- **Exercise instructions**:
Lines of the listing below that contain the string "image" are to be returned.

- **Dataset**:

=== Begin Enclosure ===

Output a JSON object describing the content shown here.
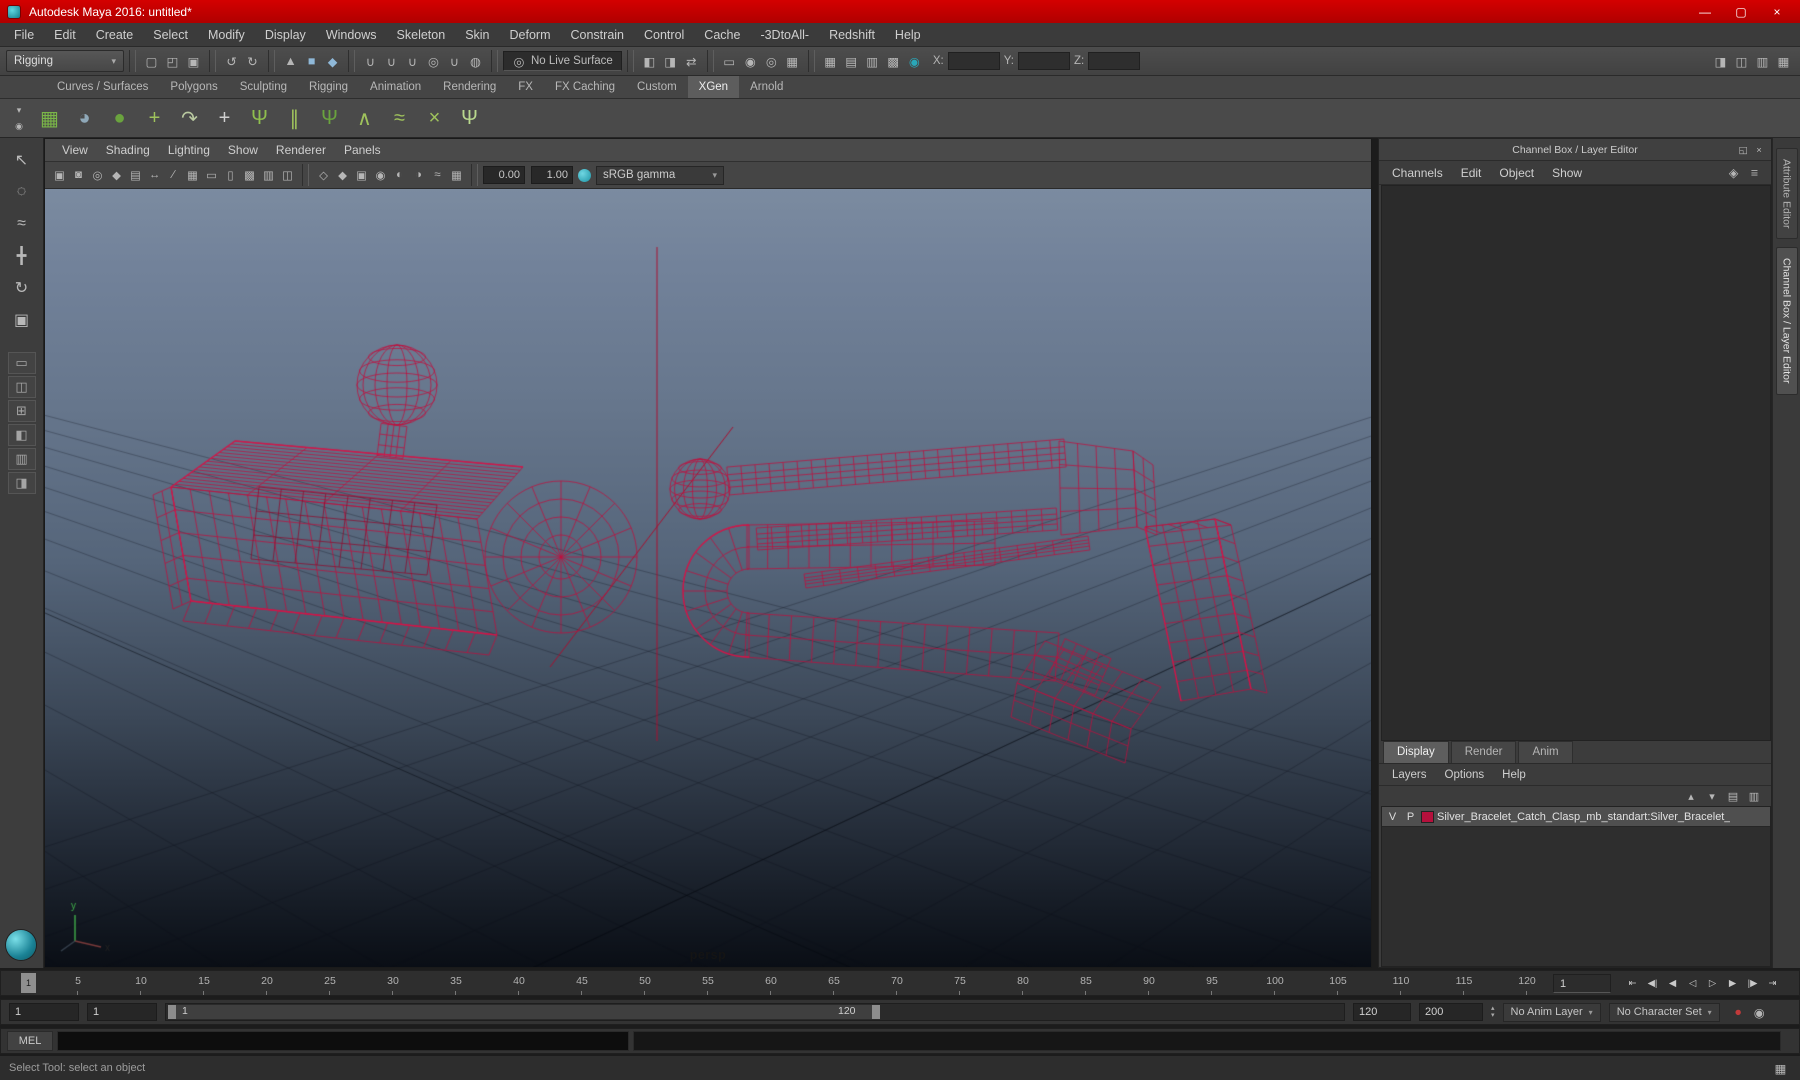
{
  "glyphs": {
    "caret_down": "▾",
    "minimize": "—",
    "maximize": "▢",
    "close": "×"
  },
  "titlebar": {
    "title": "Autodesk Maya 2016: untitled*"
  },
  "menubar": {
    "items": [
      "File",
      "Edit",
      "Create",
      "Select",
      "Modify",
      "Display",
      "Windows",
      "Skeleton",
      "Skin",
      "Deform",
      "Constrain",
      "Control",
      "Cache",
      "-3DtoAll-",
      "Redshift",
      "Help"
    ]
  },
  "statusline": {
    "mode": "Rigging",
    "live_surface": "No Live Surface",
    "file_icons": [
      {
        "name": "new-scene-icon",
        "glyph": "▢"
      },
      {
        "name": "open-scene-icon",
        "glyph": "◰"
      },
      {
        "name": "save-scene-icon",
        "glyph": "▣"
      }
    ],
    "undo_icons": [
      {
        "name": "undo-icon",
        "glyph": "↺"
      },
      {
        "name": "redo-icon",
        "glyph": "↻"
      }
    ],
    "selection_icons": [
      {
        "name": "select-hierarchy-icon",
        "glyph": "▲"
      },
      {
        "name": "select-object-icon",
        "glyph": "■",
        "color": "#8fb8d8"
      },
      {
        "name": "select-component-icon",
        "glyph": "◆",
        "color": "#8fb8d8"
      }
    ],
    "snap_icons": [
      {
        "name": "snap-to-grids-icon",
        "glyph": "∪"
      },
      {
        "name": "snap-to-curves-icon",
        "glyph": "∪"
      },
      {
        "name": "snap-to-points-icon",
        "glyph": "∪"
      },
      {
        "name": "snap-to-projected-center-icon",
        "glyph": "◎"
      },
      {
        "name": "snap-to-view-planes-icon",
        "glyph": "∪"
      },
      {
        "name": "make-live-icon",
        "glyph": "◍"
      }
    ],
    "history_icons": [
      {
        "name": "input-connections-icon",
        "glyph": "◧"
      },
      {
        "name": "output-connections-icon",
        "glyph": "◨"
      },
      {
        "name": "construction-history-icon",
        "glyph": "⇄"
      }
    ],
    "render_icons": [
      {
        "name": "render-view-icon",
        "glyph": "▭"
      },
      {
        "name": "render-current-frame-icon",
        "glyph": "◉"
      },
      {
        "name": "ipr-render-icon",
        "glyph": "◎"
      },
      {
        "name": "render-settings-icon",
        "glyph": "▦"
      }
    ],
    "component_icons": [
      {
        "name": "select-points-icon",
        "glyph": "▦"
      },
      {
        "name": "select-edges-icon",
        "glyph": "▤"
      },
      {
        "name": "select-faces-icon",
        "glyph": "▥"
      },
      {
        "name": "select-uvs-icon",
        "glyph": "▩"
      }
    ],
    "highlight_icon": {
      "name": "selection-highlighting-icon",
      "glyph": "◉"
    },
    "coords": {
      "x_label": "X:",
      "y_label": "Y:",
      "z_label": "Z:",
      "x_value": "",
      "y_value": "",
      "z_value": ""
    },
    "sidebar_icons": [
      {
        "name": "attribute-editor-toggle-icon",
        "glyph": "◨"
      },
      {
        "name": "tool-settings-toggle-icon",
        "glyph": "◫"
      },
      {
        "name": "channel-box-toggle-icon",
        "glyph": "▥"
      },
      {
        "name": "workspace-toggle-icon",
        "glyph": "▦"
      }
    ]
  },
  "shelf": {
    "tabs": [
      "Curves / Surfaces",
      "Polygons",
      "Sculpting",
      "Rigging",
      "Animation",
      "Rendering",
      "FX",
      "FX Caching",
      "Custom",
      "XGen",
      "Arnold"
    ],
    "active_tab": "XGen",
    "menu_icons": [
      {
        "name": "shelf-menu-icon",
        "glyph": "▾"
      },
      {
        "name": "shelf-gear-icon",
        "glyph": "◉"
      }
    ],
    "icons": [
      {
        "name": "xgen-editor-icon",
        "glyph": "▦",
        "color": "#7ab648"
      },
      {
        "name": "xgen-sphere-icon",
        "glyph": "◕",
        "color": "#8fa8b8"
      },
      {
        "name": "xgen-description-icon",
        "glyph": "●",
        "color": "#6aa33e"
      },
      {
        "name": "xgen-add-description-icon",
        "glyph": "+",
        "color": "#9fc25c"
      },
      {
        "name": "xgen-export-curves-icon",
        "glyph": "↷",
        "color": "#b9c9a0"
      },
      {
        "name": "xgen-add-icon",
        "glyph": "+",
        "color": "#cfcfcf"
      },
      {
        "name": "xgen-guides-icon",
        "glyph": "Ψ",
        "color": "#8fbf4e"
      },
      {
        "name": "xgen-comb-icon",
        "glyph": "∥",
        "color": "#9fc25c"
      },
      {
        "name": "xgen-grass-icon",
        "glyph": "Ψ",
        "color": "#6aa33e"
      },
      {
        "name": "xgen-clump-icon",
        "glyph": "∧",
        "color": "#9fc25c"
      },
      {
        "name": "xgen-noise-icon",
        "glyph": "≈",
        "color": "#9fc25c"
      },
      {
        "name": "xgen-cut-icon",
        "glyph": "×",
        "color": "#9fc25c"
      },
      {
        "name": "xgen-groom-icon",
        "glyph": "Ψ",
        "color": "#b9d98e"
      }
    ]
  },
  "toolbox": {
    "tools": [
      {
        "name": "select-tool-icon",
        "glyph": "↖"
      },
      {
        "name": "lasso-tool-icon",
        "glyph": "◌"
      },
      {
        "name": "paint-selection-tool-icon",
        "glyph": "≈"
      },
      {
        "name": "move-tool-icon",
        "glyph": "╋"
      },
      {
        "name": "rotate-tool-icon",
        "glyph": "↻"
      },
      {
        "name": "scale-tool-icon",
        "glyph": "▣"
      }
    ],
    "layouts": [
      {
        "name": "layout-single-pane-icon",
        "glyph": "▭"
      },
      {
        "name": "layout-two-pane-icon",
        "glyph": "◫"
      },
      {
        "name": "layout-four-pane-icon",
        "glyph": "⊞"
      },
      {
        "name": "layout-persp-outliner-icon",
        "glyph": "◧"
      },
      {
        "name": "layout-hypershade-icon",
        "glyph": "▥"
      },
      {
        "name": "layout-persp-graph-icon",
        "glyph": "◨"
      }
    ]
  },
  "viewport": {
    "menus": [
      "View",
      "Shading",
      "Lighting",
      "Show",
      "Renderer",
      "Panels"
    ],
    "toolbar_icons_a": [
      {
        "name": "select-camera-icon",
        "glyph": "▣"
      },
      {
        "name": "lock-camera-icon",
        "glyph": "◙"
      },
      {
        "name": "camera-attributes-icon",
        "glyph": "◎"
      },
      {
        "name": "bookmark-icon",
        "glyph": "◆"
      },
      {
        "name": "image-plane-icon",
        "glyph": "▤"
      },
      {
        "name": "2d-pan-zoom-icon",
        "glyph": "↔"
      },
      {
        "name": "grease-pencil-icon",
        "glyph": "∕"
      },
      {
        "name": "grid-icon",
        "glyph": "▦"
      },
      {
        "name": "film-gate-icon",
        "glyph": "▭"
      },
      {
        "name": "resolution-gate-icon",
        "glyph": "▯"
      },
      {
        "name": "gate-mask-icon",
        "glyph": "▩"
      },
      {
        "name": "field-chart-icon",
        "glyph": "▥"
      },
      {
        "name": "safe-action-icon",
        "glyph": "◫"
      }
    ],
    "toolbar_icons_b": [
      {
        "name": "wireframe-icon",
        "glyph": "◇"
      },
      {
        "name": "shaded-icon",
        "glyph": "◆"
      },
      {
        "name": "textured-icon",
        "glyph": "▣"
      },
      {
        "name": "use-all-lights-icon",
        "glyph": "◉"
      },
      {
        "name": "shadows-icon",
        "glyph": "◐"
      },
      {
        "name": "occlusion-icon",
        "glyph": "◑"
      },
      {
        "name": "motion-blur-icon",
        "glyph": "≈"
      },
      {
        "name": "isolate-select-icon",
        "glyph": "▦"
      }
    ],
    "exposure": "0.00",
    "gamma": "1.00",
    "colorspace": "sRGB gamma",
    "camera_label": "persp"
  },
  "channel_box": {
    "title": "Channel Box / Layer Editor",
    "header_icons": [
      {
        "name": "undock-icon",
        "glyph": "◱"
      },
      {
        "name": "close-icon",
        "glyph": "×"
      }
    ],
    "menus": [
      "Channels",
      "Edit",
      "Object",
      "Show"
    ],
    "menu_icons": [
      {
        "name": "channel-sliders-icon",
        "glyph": "◈"
      },
      {
        "name": "pin-channels-icon",
        "glyph": "≡"
      }
    ],
    "layer_tabs": [
      "Display",
      "Render",
      "Anim"
    ],
    "active_layer_tab": "Display",
    "layer_menus": [
      "Layers",
      "Options",
      "Help"
    ],
    "layer_buttons": [
      {
        "name": "move-layer-up-icon",
        "glyph": "▴"
      },
      {
        "name": "move-layer-down-icon",
        "glyph": "▾"
      },
      {
        "name": "add-empty-layer-icon",
        "glyph": "▤"
      },
      {
        "name": "add-layer-from-selected-icon",
        "glyph": "▥"
      }
    ],
    "layers": [
      {
        "visibility": "V",
        "playback": "P",
        "color": "#b5103c",
        "name": "Silver_Bracelet_Catch_Clasp_mb_standart:Silver_Bracelet_"
      }
    ]
  },
  "side_panel": {
    "active_tab": "Channel Box / Layer Editor",
    "tabs": [
      {
        "name": "attribute-editor-tab",
        "label": "Attribute Editor"
      },
      {
        "name": "channel-box-tab",
        "label": "Channel Box / Layer Editor"
      }
    ]
  },
  "timeline": {
    "ticks": [
      "5",
      "10",
      "15",
      "20",
      "25",
      "30",
      "35",
      "40",
      "45",
      "50",
      "55",
      "60",
      "65",
      "70",
      "75",
      "80",
      "85",
      "90",
      "95",
      "100",
      "105",
      "110",
      "115",
      "120"
    ],
    "playhead_label": "1",
    "current_frame": "1",
    "playback_icons": [
      {
        "name": "go-to-start-icon",
        "glyph": "⇤"
      },
      {
        "name": "step-back-key-icon",
        "glyph": "◀|"
      },
      {
        "name": "step-back-frame-icon",
        "glyph": "◀"
      },
      {
        "name": "play-backwards-icon",
        "glyph": "◁"
      },
      {
        "name": "play-forwards-icon",
        "glyph": "▷"
      },
      {
        "name": "step-forward-frame-icon",
        "glyph": "▶"
      },
      {
        "name": "step-forward-key-icon",
        "glyph": "|▶"
      },
      {
        "name": "go-to-end-icon",
        "glyph": "⇥"
      }
    ]
  },
  "range_slider": {
    "animation_start": "1",
    "playback_start": "1",
    "slider_start_label": "1",
    "slider_end_label": "120",
    "playback_end": "120",
    "animation_end": "200",
    "anim_layer": "No Anim Layer",
    "character_set": "No Character Set",
    "icons": [
      {
        "name": "auto-keyframe-icon",
        "glyph": "●",
        "color": "#c23a3a"
      },
      {
        "name": "animation-preferences-icon",
        "glyph": "◉"
      }
    ]
  },
  "command_line": {
    "label": "MEL"
  },
  "help_line": {
    "text": "Select Tool: select an object",
    "icon": {
      "name": "script-editor-icon",
      "glyph": "▦"
    }
  }
}
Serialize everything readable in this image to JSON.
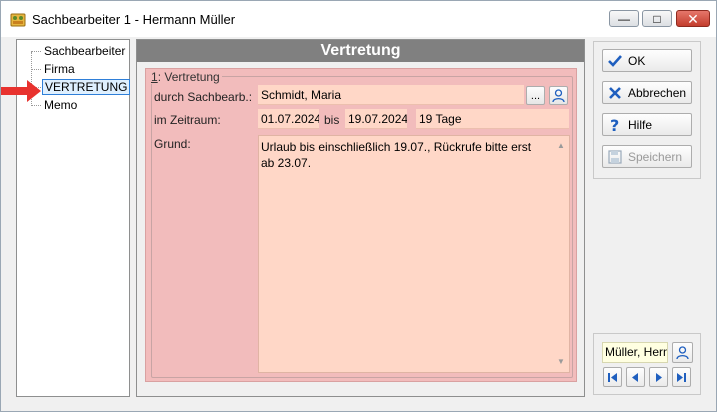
{
  "window": {
    "title": "Sachbearbeiter 1 - Hermann Müller",
    "minimize_glyph": "—",
    "maximize_glyph": "□",
    "close_glyph": "✕"
  },
  "tree": {
    "items": [
      {
        "label": "Sachbearbeiter",
        "selected": false
      },
      {
        "label": "Firma",
        "selected": false
      },
      {
        "label": "VERTRETUNG",
        "selected": true
      },
      {
        "label": "Memo",
        "selected": false
      }
    ]
  },
  "main": {
    "header": "Vertretung",
    "group_prefix": "1",
    "group_title": ": Vertretung",
    "labels": {
      "durch": "durch Sachbearb.:",
      "zeitraum": "im Zeitraum:",
      "bis": "bis",
      "grund": "Grund:"
    },
    "fields": {
      "sachbearbeiter": "Schmidt, Maria",
      "lookup_button": "...",
      "von": "01.07.2024",
      "bis": "19.07.2024",
      "dauer": "19 Tage",
      "grund": "Urlaub bis einschließlich 19.07., Rückrufe bitte erst ab 23.07."
    }
  },
  "buttons": {
    "ok": "OK",
    "abbrechen": "Abbrechen",
    "hilfe": "Hilfe",
    "speichern": "Speichern"
  },
  "nav": {
    "current": "Müller, Hermann"
  },
  "colors": {
    "field_bg": "#ffd7c7",
    "panel_bg": "#f2bcbc",
    "header_bg": "#808080",
    "accent_blue": "#1f5fbf",
    "pointer_red": "#e8322e"
  }
}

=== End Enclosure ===

- **Solution for this task**:
        "name": "image-plane-icon",
Serialize everything readable in this image to JSON.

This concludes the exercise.